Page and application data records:
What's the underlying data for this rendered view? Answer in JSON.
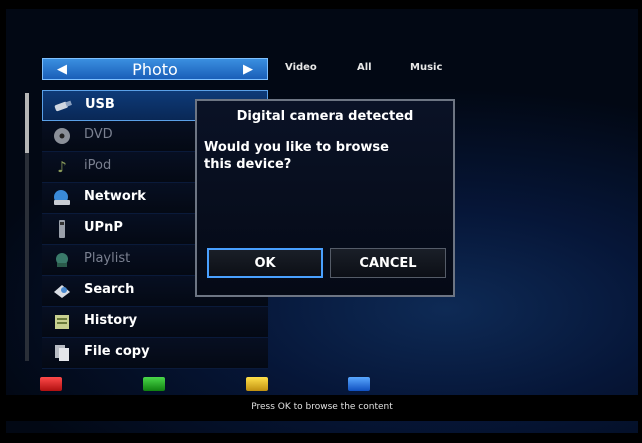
{
  "category_bar": {
    "current": "Photo",
    "left_arrow": "◀",
    "right_arrow": "▶",
    "tabs": [
      "Video",
      "All",
      "Music"
    ]
  },
  "menu": {
    "items": [
      {
        "label": "USB",
        "icon": "usb-icon",
        "enabled": true,
        "selected": true
      },
      {
        "label": "DVD",
        "icon": "disc-icon",
        "enabled": false
      },
      {
        "label": "iPod",
        "icon": "music-note-icon",
        "enabled": false
      },
      {
        "label": "Network",
        "icon": "network-icon",
        "enabled": true
      },
      {
        "label": "UPnP",
        "icon": "upnp-icon",
        "enabled": true
      },
      {
        "label": "Playlist",
        "icon": "playlist-icon",
        "enabled": false
      },
      {
        "label": "Search",
        "icon": "search-icon",
        "enabled": true
      },
      {
        "label": "History",
        "icon": "history-icon",
        "enabled": true
      },
      {
        "label": "File copy",
        "icon": "file-copy-icon",
        "enabled": true
      }
    ]
  },
  "dialog": {
    "title": "Digital camera detected",
    "message": "Would you like to browse this device?",
    "ok_label": "OK",
    "cancel_label": "CANCEL"
  },
  "color_keys": {
    "red": "#d81818",
    "green": "#1aa81a",
    "yellow": "#e8c010",
    "blue": "#2a78e0"
  },
  "status_text": "Press OK to browse the content"
}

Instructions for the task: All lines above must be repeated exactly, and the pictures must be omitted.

Your solution:
What's the underlying data for this rendered view? Answer in JSON.
{
  "category_bar": {
    "current": "Photo",
    "left_arrow": "◀",
    "right_arrow": "▶",
    "tabs": [
      "Video",
      "All",
      "Music"
    ]
  },
  "menu": {
    "items": [
      {
        "label": "USB",
        "icon": "usb-icon",
        "enabled": true,
        "selected": true
      },
      {
        "label": "DVD",
        "icon": "disc-icon",
        "enabled": false
      },
      {
        "label": "iPod",
        "icon": "music-note-icon",
        "enabled": false
      },
      {
        "label": "Network",
        "icon": "network-icon",
        "enabled": true
      },
      {
        "label": "UPnP",
        "icon": "upnp-icon",
        "enabled": true
      },
      {
        "label": "Playlist",
        "icon": "playlist-icon",
        "enabled": false
      },
      {
        "label": "Search",
        "icon": "search-icon",
        "enabled": true
      },
      {
        "label": "History",
        "icon": "history-icon",
        "enabled": true
      },
      {
        "label": "File copy",
        "icon": "file-copy-icon",
        "enabled": true
      }
    ]
  },
  "dialog": {
    "title": "Digital camera detected",
    "message": "Would you like to browse this device?",
    "ok_label": "OK",
    "cancel_label": "CANCEL"
  },
  "color_keys": {
    "red": "#d81818",
    "green": "#1aa81a",
    "yellow": "#e8c010",
    "blue": "#2a78e0"
  },
  "status_text": "Press OK to browse the content"
}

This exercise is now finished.